By Jim Heffernan
August 6, 1945: Nationally recognized anniversary has local link...
Somewhere in my boxes of files I have a Xerox copy of the front page of the Los Angeles Times for Aug. 7, 1945. In bold headline type – probably 60 point – it states that World War II ace of aces Maj. Richard I. Bong had been killed the day before in the crash of an early jet plane he was testing.
Also on that front page, in smaller type (could be 36 point) a headline announces the dropping of an atomic bomb on Hiroshima, Japan.
This week most news outlets mentioned the 65th anniversary of the Hiroshima bombing that was the start of a series of events – including the A-bomb devastation of Nagasaki a few days later – that brought World War II to an end in that August of 1945.
It was a truly momentous time, the dawn of the Atomic Age, worthy of sober recollection at each anniversary.
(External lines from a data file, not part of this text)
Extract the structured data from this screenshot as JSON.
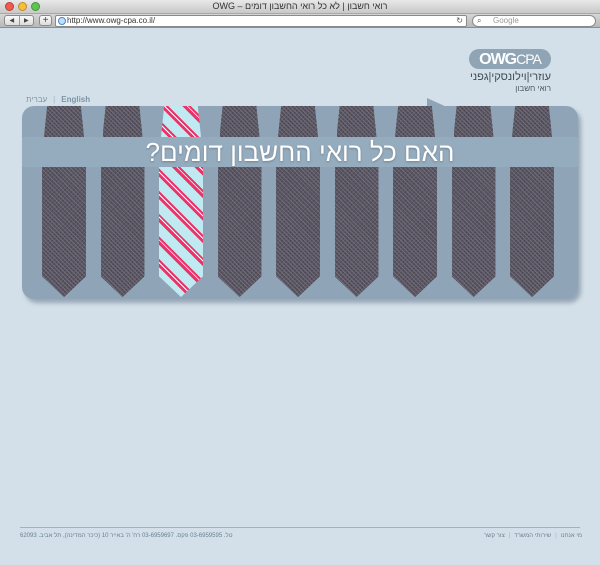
{
  "window": {
    "title": "רואי חשבון | לא כל רואי החשבון דומים – OWG"
  },
  "toolbar": {
    "back_glyph": "◀",
    "forward_glyph": "▶",
    "add_glyph": "+",
    "url": "http://www.owg-cpa.co.il/",
    "reload_glyph": "↻",
    "search_placeholder": "Google",
    "search_glyph": "⌕"
  },
  "language": {
    "hebrew": "עברית",
    "separator": "|",
    "english": "English"
  },
  "logo": {
    "mark_prefix": "OWG",
    "mark_suffix": "CPA",
    "names": "עוזרי|וילונסקי|גפני",
    "subtitle": "רואי חשבון"
  },
  "banner": {
    "headline": "האם כל רואי החשבון דומים?",
    "tie_colors": {
      "gray": "#5a5662",
      "stripe_pink": "#e8346a",
      "stripe_blue": "#bfeaf2"
    },
    "highlighted_tie_index": 2,
    "tie_count": 9
  },
  "footer": {
    "nav": [
      "מי אנחנו",
      "שירותי המשרד",
      "צור קשר"
    ],
    "separator": "|",
    "contact": "טל. 03-6959595  פקס. 03-6959697  רח' ה' באייר 10 (כיכר המדינה), תל אביב. 62093"
  },
  "colors": {
    "page_background": "#d3e0e9",
    "banner": "#8fa5b7",
    "text_muted": "#7e94a6"
  }
}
Lost in the shuffle – forgotten even in this, his native, region – was the fact that Aug. 6 was also the 65th anniversary of the death of Bong, the 24-year-old Army Air Corps (there was no branch of service called the Air Force in 1945) pilot who was the most decorated flying ace of the war for his exploits in the South Pacific.
He grew up in Poplar, just outside of Superior, and, since no one around here appears to have noted the 65th anniversary of his death, it seems worthwhile to recall that it is Bong whose name is on the western St. Louis River bridge connecting the Twin Ports -- just in case anybody has forgotten, or never has been told, just who they named the bridge for.
Bong would be 89 years old now, had he lived a normal life span and then some. Dying at 24, his picture vivid in the minds of those who pay attention to such things, he’ll be forever young.